So out of the elements required to build a successful startup, I would say by far the most important and the one I spend the most time on is hiring the best people. I know it’s cliche to say that people make the company, but people are what makes the company and not settling even when you’re scaling fast, and I don’t think we have settled at all. We’ve done an incredible job of hiring outstanding people - and that is a hard thing to do, a top-of-mind thing. The second I would say is finding the right balance between growth and profitability. I’m not sure I would have said that a year ago, but in this market of 2022, we all have big expectations of WEVO. We want to take it to be a billion-dollar company, and we have no patience to get there, but we do have to, in this day and age, balance growth and profitability, so not a trivial thing to say, and we devote quite a bit of time thinking about.

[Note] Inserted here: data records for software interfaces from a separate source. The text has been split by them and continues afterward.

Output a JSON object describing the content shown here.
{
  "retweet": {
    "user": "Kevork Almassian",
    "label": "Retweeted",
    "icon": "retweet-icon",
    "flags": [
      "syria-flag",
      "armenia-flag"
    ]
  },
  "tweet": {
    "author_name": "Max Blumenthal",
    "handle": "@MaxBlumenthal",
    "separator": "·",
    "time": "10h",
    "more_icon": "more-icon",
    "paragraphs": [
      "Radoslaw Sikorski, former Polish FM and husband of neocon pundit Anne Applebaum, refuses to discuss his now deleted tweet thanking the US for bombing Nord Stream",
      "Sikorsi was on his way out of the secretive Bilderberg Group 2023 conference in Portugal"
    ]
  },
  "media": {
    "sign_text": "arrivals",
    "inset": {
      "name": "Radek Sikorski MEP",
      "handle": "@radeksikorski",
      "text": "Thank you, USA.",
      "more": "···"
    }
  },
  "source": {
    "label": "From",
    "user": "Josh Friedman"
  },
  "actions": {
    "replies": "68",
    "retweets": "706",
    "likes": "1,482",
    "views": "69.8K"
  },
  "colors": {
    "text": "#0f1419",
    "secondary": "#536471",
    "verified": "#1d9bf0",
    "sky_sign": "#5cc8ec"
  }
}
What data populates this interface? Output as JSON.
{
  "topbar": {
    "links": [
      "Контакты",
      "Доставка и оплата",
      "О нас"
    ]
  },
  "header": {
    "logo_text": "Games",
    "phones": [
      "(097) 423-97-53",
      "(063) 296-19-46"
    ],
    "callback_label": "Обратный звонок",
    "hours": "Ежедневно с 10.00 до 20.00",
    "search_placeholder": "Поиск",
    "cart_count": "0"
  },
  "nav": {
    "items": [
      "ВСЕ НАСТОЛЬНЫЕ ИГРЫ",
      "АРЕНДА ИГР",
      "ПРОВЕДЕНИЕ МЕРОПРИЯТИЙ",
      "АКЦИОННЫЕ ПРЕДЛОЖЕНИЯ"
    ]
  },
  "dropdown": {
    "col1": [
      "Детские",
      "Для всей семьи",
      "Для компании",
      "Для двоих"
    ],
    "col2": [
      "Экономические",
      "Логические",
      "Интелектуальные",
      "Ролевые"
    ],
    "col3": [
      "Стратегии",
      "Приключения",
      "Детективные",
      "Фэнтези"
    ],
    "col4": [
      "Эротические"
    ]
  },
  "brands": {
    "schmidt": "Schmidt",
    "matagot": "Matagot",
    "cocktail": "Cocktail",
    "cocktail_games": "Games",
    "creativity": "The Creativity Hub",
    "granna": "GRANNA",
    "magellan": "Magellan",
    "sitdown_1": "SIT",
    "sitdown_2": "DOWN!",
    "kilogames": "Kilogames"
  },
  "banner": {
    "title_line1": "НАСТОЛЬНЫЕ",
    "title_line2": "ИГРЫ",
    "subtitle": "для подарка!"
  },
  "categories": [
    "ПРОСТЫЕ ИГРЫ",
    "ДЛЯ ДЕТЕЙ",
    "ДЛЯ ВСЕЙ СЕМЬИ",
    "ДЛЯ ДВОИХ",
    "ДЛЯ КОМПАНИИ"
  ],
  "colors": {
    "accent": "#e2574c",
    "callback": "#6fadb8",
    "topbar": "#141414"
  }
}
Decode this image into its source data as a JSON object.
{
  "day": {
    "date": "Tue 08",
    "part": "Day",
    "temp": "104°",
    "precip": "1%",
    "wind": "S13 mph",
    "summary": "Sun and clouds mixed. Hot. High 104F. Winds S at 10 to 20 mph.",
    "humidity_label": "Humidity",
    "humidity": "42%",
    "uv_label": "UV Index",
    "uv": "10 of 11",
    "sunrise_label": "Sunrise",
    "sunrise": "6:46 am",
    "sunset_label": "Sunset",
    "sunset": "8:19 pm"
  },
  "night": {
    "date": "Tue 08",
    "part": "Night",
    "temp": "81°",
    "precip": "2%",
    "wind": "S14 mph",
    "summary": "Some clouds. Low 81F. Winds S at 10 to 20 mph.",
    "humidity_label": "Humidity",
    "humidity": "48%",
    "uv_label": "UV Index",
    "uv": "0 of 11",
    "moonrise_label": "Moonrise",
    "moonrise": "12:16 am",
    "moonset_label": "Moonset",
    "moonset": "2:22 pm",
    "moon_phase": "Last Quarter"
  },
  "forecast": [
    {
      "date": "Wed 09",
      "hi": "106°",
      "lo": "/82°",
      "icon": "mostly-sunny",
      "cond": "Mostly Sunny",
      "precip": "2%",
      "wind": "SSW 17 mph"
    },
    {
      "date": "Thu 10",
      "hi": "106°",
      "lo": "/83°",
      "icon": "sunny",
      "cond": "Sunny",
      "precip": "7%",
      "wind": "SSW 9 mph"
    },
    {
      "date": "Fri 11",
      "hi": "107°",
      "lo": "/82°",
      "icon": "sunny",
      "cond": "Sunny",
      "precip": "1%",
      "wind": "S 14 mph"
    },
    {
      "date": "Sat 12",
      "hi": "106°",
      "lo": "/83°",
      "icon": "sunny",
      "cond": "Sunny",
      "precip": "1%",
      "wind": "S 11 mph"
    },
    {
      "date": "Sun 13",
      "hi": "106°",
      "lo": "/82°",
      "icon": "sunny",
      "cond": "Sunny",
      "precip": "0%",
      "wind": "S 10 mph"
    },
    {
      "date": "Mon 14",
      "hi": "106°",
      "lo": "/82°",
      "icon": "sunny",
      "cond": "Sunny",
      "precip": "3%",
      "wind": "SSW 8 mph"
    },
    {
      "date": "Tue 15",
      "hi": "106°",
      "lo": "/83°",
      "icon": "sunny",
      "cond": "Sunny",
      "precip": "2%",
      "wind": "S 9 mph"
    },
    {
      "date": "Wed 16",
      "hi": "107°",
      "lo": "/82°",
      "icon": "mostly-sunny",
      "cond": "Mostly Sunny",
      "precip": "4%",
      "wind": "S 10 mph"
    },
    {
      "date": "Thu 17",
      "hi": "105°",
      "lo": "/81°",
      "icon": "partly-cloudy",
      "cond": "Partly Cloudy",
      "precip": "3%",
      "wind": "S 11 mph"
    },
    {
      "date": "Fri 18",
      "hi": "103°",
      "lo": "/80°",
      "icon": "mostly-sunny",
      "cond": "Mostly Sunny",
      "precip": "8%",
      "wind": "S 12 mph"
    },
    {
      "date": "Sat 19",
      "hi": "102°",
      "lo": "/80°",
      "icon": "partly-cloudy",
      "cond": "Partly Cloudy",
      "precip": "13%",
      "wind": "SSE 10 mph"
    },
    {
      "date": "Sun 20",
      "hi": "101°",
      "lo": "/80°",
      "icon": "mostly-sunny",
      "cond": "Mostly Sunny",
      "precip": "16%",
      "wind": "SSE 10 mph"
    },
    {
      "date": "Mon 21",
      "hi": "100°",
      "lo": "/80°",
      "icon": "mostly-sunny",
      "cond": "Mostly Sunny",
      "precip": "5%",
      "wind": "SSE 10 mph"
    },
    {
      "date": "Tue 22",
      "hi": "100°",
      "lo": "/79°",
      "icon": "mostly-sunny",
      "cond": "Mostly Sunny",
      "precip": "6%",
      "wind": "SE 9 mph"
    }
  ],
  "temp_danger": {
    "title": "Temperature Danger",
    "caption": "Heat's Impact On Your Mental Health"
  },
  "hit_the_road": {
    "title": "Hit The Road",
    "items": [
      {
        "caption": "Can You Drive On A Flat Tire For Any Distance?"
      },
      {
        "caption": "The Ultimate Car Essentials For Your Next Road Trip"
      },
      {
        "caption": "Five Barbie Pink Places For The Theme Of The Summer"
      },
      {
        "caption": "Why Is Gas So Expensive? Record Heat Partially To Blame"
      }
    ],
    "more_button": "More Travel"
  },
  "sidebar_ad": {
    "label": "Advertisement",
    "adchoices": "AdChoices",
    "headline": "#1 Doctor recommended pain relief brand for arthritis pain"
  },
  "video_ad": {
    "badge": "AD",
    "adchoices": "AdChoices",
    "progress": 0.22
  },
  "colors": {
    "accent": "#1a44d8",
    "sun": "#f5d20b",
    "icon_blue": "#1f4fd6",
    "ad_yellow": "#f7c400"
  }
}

As a founder, what question are you asked more than any other?
Probably the question I hear most is, “how do you know you’ve reached product-market fit?” At least in the early stage of the company, we kept hearing that question. Honestly, I don’t think I have a perfect answer; beyond, when you see it, you know it. For us, it was just an exponential growth that started to happen in both new sales and renewal of existing users, and people were suddenly delighted like never before. 

Which CEO, past or present, inspires you most?
So, I know he’s not technically a CEO, but a person that inspired me, and I just read a lot of books about him, is Winston Churchill. Talk of leadership in times of peril and overcoming challenges like the number of challenges that were thrown in front of him and what he had to overcome during World War II is incredible in how he brought a country together and people together. The decision-making, building consensus, building support, and ultimately triumphing is incredible. So I definitely pick up those books I can find about Winston Churchill. To answer the question specifically about a CEO, I think there’s a lot to learn from Reed Hastings. Netflix has gone through multiple pivots along the way; understanding when you need to create the next business model for the company and when you need to change is something that is inspiring for any CEO that knows how important it is to be listening to customers and to listen to market changes that are going on around us and just the radical transparency that he advocates. We try and do as much of that as possible at WEVO because I believe it empowers the team to get the best job done once they know everything that’s going on. 

What do you think is the most important trait for entrepreneurs?
That’s hard to choose one. I think the first I would choose is a learner. Somebody that is continuously able to take input from advisors, from team members, from customers, from the market, from books. I feel fortunate that every week on the job, I feel I learn a ton. And I think that the ability to continue to learn to continue to grow is critical for entrepreneurs, especially in high-growth situations and a continuously changing environment. If I could put in a couple more - I would say - grit and hunger to succeed because it’s a hard path out there. And leadership - the amount of what you do is important but what you inspire others on your team to do is by far more important. 

What advice do you have for aspiring entrepreneurs?
Dream big. I think we’re all in this to make a real difference in the world; I know that’s what I find the most fun and inspiring about this crazy job we took on as entrepreneurs. And if you’re not making a big dent, why spend all the time, the sleepless nights, and hard work? So hopefully, we can improve the world in some way and make a real dent in it. I’d also say listen more. As entrepreneurs, we have to create that balance of determination and going the path forward, but we have to balance that with listening to team members and advisors and the market and finding that right balance. And finally, I think that most entrepreneurs, at least most entrepreneurs on our team, don’t need to be told this - but run fast. The market is continuously changing, and the advantage of a small company over a large company is just the speed that we can make things happen. A smart man once said - It’s not the big who beat the small; it’s the fast who beat the slow. And that’s a mantra I stand by.